[Data excerpts]
#####

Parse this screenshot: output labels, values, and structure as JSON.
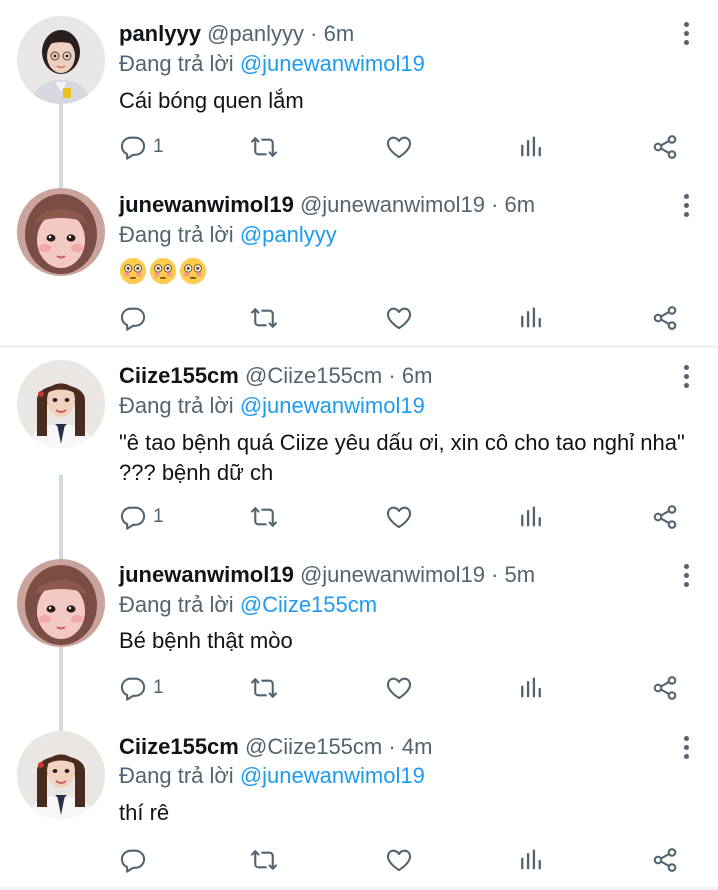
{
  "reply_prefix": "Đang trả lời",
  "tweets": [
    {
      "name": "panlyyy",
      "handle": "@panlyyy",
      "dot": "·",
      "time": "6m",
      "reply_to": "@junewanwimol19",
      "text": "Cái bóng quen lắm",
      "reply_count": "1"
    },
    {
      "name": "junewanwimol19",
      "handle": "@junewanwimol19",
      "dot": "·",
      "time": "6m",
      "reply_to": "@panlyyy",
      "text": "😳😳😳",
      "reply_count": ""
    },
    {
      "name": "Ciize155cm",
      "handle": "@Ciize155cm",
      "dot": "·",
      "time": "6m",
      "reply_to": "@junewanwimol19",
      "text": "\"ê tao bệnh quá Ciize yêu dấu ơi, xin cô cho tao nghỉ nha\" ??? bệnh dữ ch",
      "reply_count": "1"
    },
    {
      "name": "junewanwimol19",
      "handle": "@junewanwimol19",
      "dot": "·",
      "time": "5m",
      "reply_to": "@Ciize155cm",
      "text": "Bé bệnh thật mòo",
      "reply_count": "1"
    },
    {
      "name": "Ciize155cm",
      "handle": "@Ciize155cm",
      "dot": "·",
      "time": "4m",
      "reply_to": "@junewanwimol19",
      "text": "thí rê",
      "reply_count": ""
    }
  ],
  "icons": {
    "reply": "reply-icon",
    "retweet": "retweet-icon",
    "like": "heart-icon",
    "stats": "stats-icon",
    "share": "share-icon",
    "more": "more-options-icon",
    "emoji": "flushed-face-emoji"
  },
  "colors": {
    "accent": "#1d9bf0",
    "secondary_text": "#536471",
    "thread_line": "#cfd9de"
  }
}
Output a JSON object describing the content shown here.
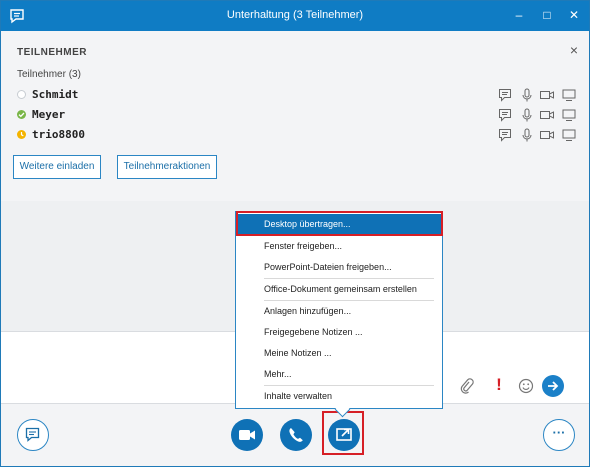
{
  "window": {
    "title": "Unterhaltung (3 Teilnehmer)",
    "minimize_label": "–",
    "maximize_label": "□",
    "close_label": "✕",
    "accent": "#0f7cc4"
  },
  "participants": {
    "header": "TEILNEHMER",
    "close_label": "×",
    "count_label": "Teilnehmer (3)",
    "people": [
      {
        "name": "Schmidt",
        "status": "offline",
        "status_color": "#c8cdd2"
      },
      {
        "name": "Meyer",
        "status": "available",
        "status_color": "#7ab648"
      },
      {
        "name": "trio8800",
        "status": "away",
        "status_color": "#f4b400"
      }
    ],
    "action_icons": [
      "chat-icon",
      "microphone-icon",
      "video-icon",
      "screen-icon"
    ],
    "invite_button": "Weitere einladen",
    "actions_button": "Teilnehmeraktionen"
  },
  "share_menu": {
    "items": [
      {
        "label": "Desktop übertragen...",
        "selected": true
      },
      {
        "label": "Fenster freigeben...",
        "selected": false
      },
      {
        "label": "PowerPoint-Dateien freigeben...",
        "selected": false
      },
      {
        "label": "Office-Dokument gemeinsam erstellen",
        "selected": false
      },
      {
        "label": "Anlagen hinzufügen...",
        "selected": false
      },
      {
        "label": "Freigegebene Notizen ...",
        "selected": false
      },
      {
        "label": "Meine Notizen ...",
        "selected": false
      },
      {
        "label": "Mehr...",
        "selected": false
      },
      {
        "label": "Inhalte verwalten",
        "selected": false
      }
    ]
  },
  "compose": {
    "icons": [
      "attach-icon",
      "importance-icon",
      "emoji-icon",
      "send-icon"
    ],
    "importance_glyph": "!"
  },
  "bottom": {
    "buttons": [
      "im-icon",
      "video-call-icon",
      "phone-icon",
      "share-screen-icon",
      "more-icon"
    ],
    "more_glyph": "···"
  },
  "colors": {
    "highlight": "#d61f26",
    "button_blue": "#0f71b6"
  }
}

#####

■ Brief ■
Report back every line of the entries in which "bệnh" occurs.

■ Output below ■
      "text": "\"ê tao bệnh quá Ciize yêu dấu ơi, xin cô cho tao nghỉ nha\" ??? bệnh dữ ch",
      "text": "Bé bệnh thật mòo",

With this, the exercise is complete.